Loss of loved one takes a toll
A family member’s death can have an impact on your personal health, UGA research finds.
Death takes a toll on the living, and in the case of baby boomers, the loss of a family member increases their likelihood of ending up in the hospital, according to new research from the University of Georgia.
Led by Toni P. Miles, professor of epidemiology and director of the Institute of Gerontology in the College of Public Health, the research looked at how survivors responded to spouse, parent, sibling or child loss.
A report of any loss resulted in a 20 to 30 percent increased risk of health care use, she said. The risk for baby boomers six or more years past the loss was even greater. Compared to respondents without spousal or parental death, these grievers had a 75 to 95 percent increased risk of health care use.

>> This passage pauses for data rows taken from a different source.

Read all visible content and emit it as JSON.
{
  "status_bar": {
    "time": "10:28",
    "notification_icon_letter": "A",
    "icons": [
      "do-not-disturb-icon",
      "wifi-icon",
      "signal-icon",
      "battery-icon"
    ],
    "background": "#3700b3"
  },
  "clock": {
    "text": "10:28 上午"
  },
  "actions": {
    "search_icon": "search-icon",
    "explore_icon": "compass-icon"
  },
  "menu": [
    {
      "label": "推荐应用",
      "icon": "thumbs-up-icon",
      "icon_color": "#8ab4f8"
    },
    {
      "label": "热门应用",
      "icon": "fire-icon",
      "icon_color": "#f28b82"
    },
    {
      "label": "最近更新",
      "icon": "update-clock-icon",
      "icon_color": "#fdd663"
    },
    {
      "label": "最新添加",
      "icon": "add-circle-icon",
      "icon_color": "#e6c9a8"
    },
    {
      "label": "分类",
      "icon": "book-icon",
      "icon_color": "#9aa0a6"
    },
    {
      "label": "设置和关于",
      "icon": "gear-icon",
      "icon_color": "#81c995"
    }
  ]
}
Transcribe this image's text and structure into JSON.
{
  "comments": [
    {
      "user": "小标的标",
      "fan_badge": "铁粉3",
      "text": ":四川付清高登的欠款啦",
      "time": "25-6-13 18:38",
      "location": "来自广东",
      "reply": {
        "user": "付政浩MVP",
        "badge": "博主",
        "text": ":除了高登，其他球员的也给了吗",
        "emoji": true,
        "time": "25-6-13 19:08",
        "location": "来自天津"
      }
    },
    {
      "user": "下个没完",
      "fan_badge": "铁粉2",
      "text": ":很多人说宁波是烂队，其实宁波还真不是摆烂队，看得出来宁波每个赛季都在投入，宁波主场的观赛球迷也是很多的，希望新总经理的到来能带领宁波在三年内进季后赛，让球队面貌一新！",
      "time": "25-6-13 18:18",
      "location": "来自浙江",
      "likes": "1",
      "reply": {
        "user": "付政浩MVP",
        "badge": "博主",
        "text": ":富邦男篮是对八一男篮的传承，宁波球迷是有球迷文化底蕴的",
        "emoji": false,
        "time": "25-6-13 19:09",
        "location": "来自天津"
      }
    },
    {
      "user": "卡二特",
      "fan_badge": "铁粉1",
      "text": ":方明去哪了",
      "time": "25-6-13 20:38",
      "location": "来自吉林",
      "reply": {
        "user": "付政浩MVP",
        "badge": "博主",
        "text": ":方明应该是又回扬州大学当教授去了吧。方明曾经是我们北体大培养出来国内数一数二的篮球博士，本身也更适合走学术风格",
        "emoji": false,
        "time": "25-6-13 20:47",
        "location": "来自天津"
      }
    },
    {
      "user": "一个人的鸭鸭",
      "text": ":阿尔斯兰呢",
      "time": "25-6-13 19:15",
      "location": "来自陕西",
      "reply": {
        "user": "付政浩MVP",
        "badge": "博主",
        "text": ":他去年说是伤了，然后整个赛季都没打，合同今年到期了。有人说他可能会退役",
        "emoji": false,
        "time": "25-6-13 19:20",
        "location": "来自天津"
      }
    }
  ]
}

“From these findings, we know a family member’s death can impact personal health,” Miles said. “We have to acknowledge that this is an issue. The public health community needs to better help people with bereavement.”
The research was published in the American Journal of Hospice and Palliative Medicine and is part of a larger Mortality Project being conducted by the university. Through the Mortality Project, UGA researchers study how loss affects a survivor’s health. Along with research on loss and health care use, the Mortality Project has helped pastors improve their practices for grieving families with training available from the Association for Clinical Pastoral Education, http://www.acpe.edu.
“Grief is driving more Americans to health care each year,” Miles said. “The Mortality Project focuses on how to care for the grief stricken and how to reduce the risk of health care use. With this work, we are starting a conversation on the survivors of loss.”
“Baby boomers are at an age where their parents may have ailing health. The Health and Retirement Survey creates a window into what’s happening during this critical time.”
Using data from the Health and Retirement Survey, Miles’ current study focuses on a cohort of baby boomers, born between 1946 and 1964, who had likely experienced the death of a family member.
“Baby boomers are at an age where their parents may have ailing health,” Miles said. “The Health and Retirement Survey creates a window into what’s happening during this critical time.”
Some grievers also depended on the family member for health insurance and find themselves without the same coverage after the person dies. In those cases, survivors have a greater chance of hospitalization since they often delay medical treatment.
“These factors and losses accumulate over time,” Miles said. “Over the years, deaths of family members and health habits can increase a person’s risk of hospitalization and doctor visits.”
The research also identified strategies to help survivors. Engaging in physical activity can help lower a person’s risk of hospitalization by as much as 50 percent.
“Walking at an easy pace can help newly grieving persons diminish their risk for illness after loss,” Miles notes.
The study co-authors include Cherie Simpson of the University of Texas and Joseph C. Allegra, Amara Ezeamama, Kerstin Gerst-Emerson and Jennifer Elkins of UGA.
The journal article is available online athttp://ajh.sagepub.com/content/early/2014/09/24/1049909114552125.full.pdf+html.